Defiant Christians petition China parliament
Asia One, May 12, 2011
BEIJING, CHINA – A group of underground Chinese Christian churches has issued a defiant petition to the country’s parliament demanding respect for their constitutional right to freedom of religion.
The petition – signed by the pastors of 17 top unregistered churches – was addressed to Wu Bangguo, chairman of China’s parliament, urging the legislature to pass a law to protect religious freedom in the officially atheist country.
It complained of an ongoing nationwide crackdown aimed at shutting down “underground” or “home” churches.
In China, about 20 million Protestants and Catholics worship in official churches, while membership of “underground” churches which refuse to bow to government controls on religion has grown to an estimated 50 million.
The action was the first time so many unregistered churches had grouped together to publicly address freedom of worship in the Communist country, said the US-based rights group China Aid, which posted the petition on its website.
“For the last six decades, the rights to liberty of religious faith granted to our country’s Christians by the Constitution of the People’s Republic of China have not been put into practice,” said the petition, dated May 10.
It urged the parliament to investigate the constitutionality of the government’s “religious management” policy, which restricts and suppresses religious freedom through “politically-charged” government-run churches.
The petition also urged a probe into efforts by authorities to shut down Beijing’s Shouwang Church, the capital’s leading unregistered church with a congregation of more than 1,000, largely business people and academics.
Since 2009, Beijing authorities have repeatedly closed Shouwang’s places of worship, put church leaders under house arrest and detained hundreds of followers who have had to resort to worshipping outdoors, the petition said.

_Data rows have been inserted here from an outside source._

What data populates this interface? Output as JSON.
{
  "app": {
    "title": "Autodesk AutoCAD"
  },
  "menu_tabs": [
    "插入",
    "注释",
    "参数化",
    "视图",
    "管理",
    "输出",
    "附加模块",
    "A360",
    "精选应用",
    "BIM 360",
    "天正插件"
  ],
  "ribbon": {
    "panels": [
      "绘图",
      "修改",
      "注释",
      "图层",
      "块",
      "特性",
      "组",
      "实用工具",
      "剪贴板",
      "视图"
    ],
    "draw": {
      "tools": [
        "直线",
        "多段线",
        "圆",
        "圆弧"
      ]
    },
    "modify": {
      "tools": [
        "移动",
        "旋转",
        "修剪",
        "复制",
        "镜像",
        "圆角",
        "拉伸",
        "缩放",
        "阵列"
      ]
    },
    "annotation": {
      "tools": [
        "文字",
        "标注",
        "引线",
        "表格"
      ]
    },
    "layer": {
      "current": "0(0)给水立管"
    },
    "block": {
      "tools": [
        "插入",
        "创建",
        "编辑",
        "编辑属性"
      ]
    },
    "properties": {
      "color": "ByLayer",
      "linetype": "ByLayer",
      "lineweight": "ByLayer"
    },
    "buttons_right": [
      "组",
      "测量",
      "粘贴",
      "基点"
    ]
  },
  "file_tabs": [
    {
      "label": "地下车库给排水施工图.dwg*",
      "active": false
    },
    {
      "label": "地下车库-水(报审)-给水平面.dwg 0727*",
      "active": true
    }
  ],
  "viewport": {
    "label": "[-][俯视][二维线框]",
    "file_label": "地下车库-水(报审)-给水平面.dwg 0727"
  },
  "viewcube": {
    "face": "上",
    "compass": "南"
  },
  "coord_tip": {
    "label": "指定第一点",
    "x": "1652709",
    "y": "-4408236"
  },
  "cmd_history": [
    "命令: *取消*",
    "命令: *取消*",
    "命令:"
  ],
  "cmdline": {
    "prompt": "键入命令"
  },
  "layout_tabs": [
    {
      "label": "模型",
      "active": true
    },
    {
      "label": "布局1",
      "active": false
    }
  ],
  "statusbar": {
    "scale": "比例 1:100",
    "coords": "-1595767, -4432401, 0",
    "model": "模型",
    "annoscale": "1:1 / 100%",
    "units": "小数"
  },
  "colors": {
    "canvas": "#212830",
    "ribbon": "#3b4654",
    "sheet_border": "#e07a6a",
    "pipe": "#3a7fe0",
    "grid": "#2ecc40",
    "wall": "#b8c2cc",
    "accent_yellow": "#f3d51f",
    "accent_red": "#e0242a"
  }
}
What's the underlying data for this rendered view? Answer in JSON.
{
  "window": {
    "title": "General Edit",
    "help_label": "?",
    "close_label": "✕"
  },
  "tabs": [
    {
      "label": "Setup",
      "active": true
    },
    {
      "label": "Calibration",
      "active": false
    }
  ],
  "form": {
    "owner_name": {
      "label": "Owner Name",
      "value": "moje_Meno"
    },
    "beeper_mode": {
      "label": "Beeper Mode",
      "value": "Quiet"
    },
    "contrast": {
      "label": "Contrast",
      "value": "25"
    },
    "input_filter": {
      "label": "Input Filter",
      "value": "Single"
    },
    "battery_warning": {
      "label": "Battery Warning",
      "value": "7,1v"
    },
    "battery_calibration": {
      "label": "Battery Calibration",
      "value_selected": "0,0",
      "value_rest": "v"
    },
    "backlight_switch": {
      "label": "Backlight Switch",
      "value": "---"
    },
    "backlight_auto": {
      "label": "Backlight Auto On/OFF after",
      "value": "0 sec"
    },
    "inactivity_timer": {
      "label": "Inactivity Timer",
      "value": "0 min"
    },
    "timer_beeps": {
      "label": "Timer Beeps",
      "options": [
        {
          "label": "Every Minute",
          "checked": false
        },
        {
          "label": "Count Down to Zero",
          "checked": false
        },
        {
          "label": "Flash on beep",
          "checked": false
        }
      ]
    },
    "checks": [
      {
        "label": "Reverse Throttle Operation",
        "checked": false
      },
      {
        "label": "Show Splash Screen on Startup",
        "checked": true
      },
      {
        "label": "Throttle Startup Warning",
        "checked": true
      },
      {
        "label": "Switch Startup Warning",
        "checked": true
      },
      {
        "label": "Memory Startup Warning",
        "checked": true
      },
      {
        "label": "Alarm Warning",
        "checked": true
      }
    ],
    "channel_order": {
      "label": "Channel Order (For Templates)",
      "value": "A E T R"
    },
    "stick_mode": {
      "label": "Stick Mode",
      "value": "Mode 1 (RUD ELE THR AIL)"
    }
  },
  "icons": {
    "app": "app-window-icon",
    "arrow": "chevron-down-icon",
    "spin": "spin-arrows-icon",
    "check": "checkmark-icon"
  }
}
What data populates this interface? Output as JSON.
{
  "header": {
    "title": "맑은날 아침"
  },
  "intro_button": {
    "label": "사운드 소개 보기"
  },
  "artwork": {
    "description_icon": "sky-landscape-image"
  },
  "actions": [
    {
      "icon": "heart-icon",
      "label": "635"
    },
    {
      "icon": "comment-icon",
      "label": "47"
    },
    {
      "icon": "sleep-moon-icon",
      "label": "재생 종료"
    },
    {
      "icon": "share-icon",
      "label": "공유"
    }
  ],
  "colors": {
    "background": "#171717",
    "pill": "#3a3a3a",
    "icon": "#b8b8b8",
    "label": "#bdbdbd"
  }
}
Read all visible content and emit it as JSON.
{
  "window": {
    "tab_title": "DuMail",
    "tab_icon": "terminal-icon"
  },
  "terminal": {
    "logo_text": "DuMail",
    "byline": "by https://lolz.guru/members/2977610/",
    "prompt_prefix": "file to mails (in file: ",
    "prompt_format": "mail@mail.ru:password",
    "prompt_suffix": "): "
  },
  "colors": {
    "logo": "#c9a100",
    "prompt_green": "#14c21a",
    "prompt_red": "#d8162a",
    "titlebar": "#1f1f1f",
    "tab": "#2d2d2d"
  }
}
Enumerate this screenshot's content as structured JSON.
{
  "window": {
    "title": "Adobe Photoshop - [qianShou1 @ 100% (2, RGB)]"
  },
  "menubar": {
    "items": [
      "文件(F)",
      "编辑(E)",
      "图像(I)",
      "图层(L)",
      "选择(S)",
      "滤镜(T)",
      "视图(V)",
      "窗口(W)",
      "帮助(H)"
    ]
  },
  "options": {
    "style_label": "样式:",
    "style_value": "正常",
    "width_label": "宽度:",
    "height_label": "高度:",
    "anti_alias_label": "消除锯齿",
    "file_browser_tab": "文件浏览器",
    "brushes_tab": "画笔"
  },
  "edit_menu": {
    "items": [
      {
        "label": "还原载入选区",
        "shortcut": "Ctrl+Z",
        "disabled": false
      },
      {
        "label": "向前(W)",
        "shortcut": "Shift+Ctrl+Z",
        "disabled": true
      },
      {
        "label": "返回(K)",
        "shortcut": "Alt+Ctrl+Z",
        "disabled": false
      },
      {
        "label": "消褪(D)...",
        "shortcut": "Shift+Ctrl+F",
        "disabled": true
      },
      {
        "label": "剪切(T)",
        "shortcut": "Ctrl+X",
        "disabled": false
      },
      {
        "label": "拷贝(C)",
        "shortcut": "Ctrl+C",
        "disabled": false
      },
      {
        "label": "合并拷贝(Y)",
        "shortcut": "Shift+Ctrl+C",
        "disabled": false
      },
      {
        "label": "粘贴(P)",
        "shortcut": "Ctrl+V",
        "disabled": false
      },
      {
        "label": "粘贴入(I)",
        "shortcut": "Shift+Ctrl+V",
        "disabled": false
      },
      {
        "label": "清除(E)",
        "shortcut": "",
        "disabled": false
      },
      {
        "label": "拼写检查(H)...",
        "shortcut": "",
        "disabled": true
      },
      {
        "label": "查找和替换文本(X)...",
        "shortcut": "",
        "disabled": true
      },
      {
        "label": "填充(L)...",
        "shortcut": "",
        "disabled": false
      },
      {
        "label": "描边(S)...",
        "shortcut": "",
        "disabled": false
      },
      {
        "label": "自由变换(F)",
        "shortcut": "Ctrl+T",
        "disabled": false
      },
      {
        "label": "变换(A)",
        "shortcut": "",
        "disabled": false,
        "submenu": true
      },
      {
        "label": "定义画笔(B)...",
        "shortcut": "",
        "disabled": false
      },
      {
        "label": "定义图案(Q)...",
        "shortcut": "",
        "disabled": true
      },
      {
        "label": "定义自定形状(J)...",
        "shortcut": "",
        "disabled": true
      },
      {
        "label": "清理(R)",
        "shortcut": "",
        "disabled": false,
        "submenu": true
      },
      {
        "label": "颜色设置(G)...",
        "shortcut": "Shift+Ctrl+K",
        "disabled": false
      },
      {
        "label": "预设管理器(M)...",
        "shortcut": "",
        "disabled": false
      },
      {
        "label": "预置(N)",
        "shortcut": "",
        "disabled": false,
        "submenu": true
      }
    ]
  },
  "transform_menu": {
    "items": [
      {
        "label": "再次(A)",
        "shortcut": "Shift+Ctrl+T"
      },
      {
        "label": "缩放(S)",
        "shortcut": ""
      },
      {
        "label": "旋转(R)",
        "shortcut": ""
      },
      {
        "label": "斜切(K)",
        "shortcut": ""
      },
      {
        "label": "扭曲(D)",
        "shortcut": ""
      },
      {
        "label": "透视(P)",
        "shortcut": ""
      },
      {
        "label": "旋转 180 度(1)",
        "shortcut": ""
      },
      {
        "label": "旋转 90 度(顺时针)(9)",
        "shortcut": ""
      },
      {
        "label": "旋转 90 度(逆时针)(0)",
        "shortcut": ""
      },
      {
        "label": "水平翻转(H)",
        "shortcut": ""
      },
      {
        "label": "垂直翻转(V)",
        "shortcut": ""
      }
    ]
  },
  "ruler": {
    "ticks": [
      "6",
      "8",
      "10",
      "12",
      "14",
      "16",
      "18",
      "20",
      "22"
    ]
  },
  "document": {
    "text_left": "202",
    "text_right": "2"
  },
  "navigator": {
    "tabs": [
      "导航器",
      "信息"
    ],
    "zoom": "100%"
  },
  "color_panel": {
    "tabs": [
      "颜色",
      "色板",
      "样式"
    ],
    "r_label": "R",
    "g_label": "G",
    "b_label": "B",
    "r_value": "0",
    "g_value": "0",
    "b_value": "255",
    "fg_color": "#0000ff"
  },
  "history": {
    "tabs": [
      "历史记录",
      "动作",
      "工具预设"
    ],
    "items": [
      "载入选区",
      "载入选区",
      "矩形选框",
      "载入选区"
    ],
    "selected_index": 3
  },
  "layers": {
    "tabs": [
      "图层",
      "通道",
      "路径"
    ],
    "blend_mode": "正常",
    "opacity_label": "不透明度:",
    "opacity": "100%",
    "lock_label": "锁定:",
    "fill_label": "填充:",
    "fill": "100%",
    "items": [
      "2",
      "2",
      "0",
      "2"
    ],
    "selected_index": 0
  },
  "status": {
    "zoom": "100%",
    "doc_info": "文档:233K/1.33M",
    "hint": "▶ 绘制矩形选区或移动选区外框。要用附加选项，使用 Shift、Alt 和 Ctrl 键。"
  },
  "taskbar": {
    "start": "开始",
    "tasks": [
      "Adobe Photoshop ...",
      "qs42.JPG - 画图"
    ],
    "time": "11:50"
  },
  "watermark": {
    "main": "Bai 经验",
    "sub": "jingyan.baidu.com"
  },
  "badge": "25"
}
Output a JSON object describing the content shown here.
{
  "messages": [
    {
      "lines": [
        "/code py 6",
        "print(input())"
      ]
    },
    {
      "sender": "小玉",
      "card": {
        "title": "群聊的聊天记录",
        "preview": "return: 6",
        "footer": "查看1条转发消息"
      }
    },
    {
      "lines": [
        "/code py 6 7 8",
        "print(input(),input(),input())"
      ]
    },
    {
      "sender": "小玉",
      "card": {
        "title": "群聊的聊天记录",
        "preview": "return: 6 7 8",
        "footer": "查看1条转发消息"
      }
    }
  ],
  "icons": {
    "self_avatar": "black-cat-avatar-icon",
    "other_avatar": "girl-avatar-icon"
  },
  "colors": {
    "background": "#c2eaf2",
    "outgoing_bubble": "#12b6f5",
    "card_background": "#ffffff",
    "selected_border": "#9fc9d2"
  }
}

“We have observed the conflict between state and church unfolding recently in our capital Beijing and have so far seen no sign of the conflict being resolved,” the petition said.
“Similar incidents where a local church was forced to hold outdoor services due to governmental pressure on place of congregation took place in Shanghai, Guangzhou, Chengdu and Linfen.”
Meanwhile, China Aid said a Protestant church in central China’s Henan province was raided by police on Tuesday and a South Korean Bible instructor and his Chinese wife were taken into custody.
Another 51 church members, including two South Korean pastors, were detained overnight but released, the group said.